┌─ Task input

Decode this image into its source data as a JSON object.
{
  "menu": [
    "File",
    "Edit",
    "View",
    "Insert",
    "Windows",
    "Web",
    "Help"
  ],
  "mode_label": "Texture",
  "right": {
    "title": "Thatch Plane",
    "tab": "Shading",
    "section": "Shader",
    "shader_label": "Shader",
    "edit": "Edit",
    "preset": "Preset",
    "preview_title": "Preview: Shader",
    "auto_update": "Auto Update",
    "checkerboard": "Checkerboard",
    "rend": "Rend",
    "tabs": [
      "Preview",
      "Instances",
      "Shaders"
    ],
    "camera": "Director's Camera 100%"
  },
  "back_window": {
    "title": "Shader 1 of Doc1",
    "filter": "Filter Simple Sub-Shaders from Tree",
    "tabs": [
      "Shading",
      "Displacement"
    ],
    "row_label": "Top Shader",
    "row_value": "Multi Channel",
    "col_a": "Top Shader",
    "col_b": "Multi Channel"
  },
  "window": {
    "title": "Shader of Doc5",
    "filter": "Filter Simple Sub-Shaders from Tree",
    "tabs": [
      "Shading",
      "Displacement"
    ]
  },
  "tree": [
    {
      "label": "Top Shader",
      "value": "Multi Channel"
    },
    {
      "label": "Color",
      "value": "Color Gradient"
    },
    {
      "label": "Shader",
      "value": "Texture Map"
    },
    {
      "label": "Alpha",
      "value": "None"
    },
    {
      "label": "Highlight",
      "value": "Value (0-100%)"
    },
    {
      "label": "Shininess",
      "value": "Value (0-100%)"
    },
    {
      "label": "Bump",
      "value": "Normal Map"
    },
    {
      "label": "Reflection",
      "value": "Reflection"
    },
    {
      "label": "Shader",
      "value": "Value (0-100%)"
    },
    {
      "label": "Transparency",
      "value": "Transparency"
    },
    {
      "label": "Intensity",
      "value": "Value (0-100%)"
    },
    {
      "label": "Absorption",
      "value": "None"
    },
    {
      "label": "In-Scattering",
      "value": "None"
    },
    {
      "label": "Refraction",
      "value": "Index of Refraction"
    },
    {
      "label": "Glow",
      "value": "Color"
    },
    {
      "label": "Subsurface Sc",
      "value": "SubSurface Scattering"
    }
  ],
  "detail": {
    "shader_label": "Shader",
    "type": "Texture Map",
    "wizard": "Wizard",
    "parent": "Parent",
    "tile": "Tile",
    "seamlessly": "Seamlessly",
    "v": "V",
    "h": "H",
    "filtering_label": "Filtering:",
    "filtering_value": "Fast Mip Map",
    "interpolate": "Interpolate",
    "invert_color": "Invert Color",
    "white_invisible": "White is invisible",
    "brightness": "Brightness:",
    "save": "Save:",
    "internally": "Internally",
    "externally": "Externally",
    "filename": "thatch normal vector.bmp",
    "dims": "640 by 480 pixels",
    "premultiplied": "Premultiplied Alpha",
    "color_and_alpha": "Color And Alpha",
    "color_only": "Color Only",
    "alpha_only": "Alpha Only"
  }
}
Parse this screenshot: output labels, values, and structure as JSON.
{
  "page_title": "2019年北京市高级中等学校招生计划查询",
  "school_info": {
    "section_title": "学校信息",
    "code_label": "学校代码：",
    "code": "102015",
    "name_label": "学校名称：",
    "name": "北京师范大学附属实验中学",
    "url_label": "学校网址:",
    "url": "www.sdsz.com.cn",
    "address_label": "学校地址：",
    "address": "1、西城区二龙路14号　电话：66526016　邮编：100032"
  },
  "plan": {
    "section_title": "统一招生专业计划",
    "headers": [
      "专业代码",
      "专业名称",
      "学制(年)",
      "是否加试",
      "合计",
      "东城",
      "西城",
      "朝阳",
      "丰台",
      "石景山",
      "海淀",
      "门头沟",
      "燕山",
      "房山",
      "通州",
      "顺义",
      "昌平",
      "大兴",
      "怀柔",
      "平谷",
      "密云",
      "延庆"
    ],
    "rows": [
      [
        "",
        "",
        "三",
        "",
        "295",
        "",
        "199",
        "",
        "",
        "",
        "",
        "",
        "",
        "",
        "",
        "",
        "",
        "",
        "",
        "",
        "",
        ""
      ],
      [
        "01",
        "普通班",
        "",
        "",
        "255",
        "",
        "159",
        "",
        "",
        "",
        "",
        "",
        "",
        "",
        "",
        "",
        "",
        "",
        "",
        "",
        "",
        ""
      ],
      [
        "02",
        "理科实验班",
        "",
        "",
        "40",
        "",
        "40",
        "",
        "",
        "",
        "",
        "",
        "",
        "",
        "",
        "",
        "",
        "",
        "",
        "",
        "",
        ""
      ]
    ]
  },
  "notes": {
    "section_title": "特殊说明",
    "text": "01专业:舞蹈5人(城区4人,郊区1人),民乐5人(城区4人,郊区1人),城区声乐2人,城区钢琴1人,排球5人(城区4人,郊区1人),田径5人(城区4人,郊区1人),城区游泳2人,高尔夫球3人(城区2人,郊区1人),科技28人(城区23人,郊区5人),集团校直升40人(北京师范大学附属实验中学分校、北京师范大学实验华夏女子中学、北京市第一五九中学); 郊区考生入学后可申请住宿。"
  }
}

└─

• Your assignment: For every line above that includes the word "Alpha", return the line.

• Answer for this exercise:
      "label": "Alpha",
    "premultiplied": "Premultiplied Alpha",
    "color_and_alpha": "Color And Alpha",
    "alpha_only": "Alpha Only"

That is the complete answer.